But, suppose that, before running off, you were to stop someone and ask: "Hey, what is going on"? And the person's response is, Britney Spears arrived at the mall! How would this piece of information change your natural fight or flight response? I guess, for the true Britney fans, they might still run, but I would assume they are now running with a smile on their face and the hope of seeing their muse. For others, like myself, our bodies might just relax and we might just go on to keep browsing the books.
As you see, your body is wired to respond in a particular way, but at times that response is not appropriate given that there is no real danger, it is merely a "false alarm." As such, being able to change your interpretation of the situation (e.g., I am dying of a heart attack versus I am experiencing a false alarm) is likely to change your chances of developing panic disorder.

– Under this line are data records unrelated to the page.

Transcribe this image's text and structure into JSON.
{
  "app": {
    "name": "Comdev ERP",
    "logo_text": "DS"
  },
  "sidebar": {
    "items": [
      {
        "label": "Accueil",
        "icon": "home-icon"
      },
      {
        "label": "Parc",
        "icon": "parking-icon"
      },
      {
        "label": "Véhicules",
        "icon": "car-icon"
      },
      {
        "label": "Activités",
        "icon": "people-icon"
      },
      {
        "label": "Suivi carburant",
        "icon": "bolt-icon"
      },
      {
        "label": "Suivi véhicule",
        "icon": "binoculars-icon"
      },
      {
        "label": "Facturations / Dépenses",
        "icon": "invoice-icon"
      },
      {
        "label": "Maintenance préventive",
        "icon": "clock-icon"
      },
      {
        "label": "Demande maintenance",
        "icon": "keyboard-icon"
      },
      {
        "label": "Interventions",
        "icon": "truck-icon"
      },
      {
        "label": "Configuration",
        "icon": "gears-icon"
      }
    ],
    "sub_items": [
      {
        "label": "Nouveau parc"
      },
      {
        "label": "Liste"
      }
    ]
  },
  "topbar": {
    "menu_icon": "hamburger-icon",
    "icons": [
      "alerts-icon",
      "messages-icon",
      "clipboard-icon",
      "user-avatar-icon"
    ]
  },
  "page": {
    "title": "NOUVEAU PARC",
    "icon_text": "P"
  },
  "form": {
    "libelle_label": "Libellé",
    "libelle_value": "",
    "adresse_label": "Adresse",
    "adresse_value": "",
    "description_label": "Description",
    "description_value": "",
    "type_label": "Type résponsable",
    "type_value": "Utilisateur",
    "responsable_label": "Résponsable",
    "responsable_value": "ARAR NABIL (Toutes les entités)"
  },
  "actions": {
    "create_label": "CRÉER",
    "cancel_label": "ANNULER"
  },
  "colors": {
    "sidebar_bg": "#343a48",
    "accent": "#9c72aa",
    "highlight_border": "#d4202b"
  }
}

In short, higher anxiety allows a mother to jump and catch her baby daughter before she falls from a chair, or a student to concentrate harder while taking an important exam. But when does normal anxiety cross the line until it starts approaching a full-fledged anxiety disorder, which is the region known as being almost anxious?
A concept called the Yerkes-Dodson Curve offers an easy way to understand the importance of maintaining anxiety at just the proper level.
The Yerkes-Dodson curve--A better life with just the right amount of anxiety
In 1908, a pair of psychologists, Robert M. Yerkes and John D. Dodson, conducted a series of experiments with mice to learn about the relationship between arousal (in other words, anxiety) and performance, which led to the so-called "Yerkes-Dodson Law." These experiments showed that an increase in mental and physiological arousal is directly associated with an increase in performance--but only up to a point. This is easy to understand if you think about that first cup of coffee that you have in the morning, which raises your body's level of arousal and helps you focus a little better.
But drinking more and more coffee doesn't send your performance levels higher in a straight line. Eventually, the coffee has an unintended effect. Imagine having a few too many cups of coffee on an empty stomach because you hadn't slept much the night before. For most people, this would lead to jitters, possibly a pounding heart, less ability to focus, and an overall decrease in productivity.
Similarly, the Yerkes-Dodson Law suggests that the increase in performance related to the increase in arousal only goes so far. Moderate levels of arousal are associated with an increase in mental and physical performance. Yerkes and Dodson showed that there was an optimum level of anxiety that supported optimum performance, about mid-way through the curve. For decades, psychologists have discussed this as "adaptive anxiety." This is like being "in the zone," often related with increased focus, creativity, problem-solving, and multi-tasking.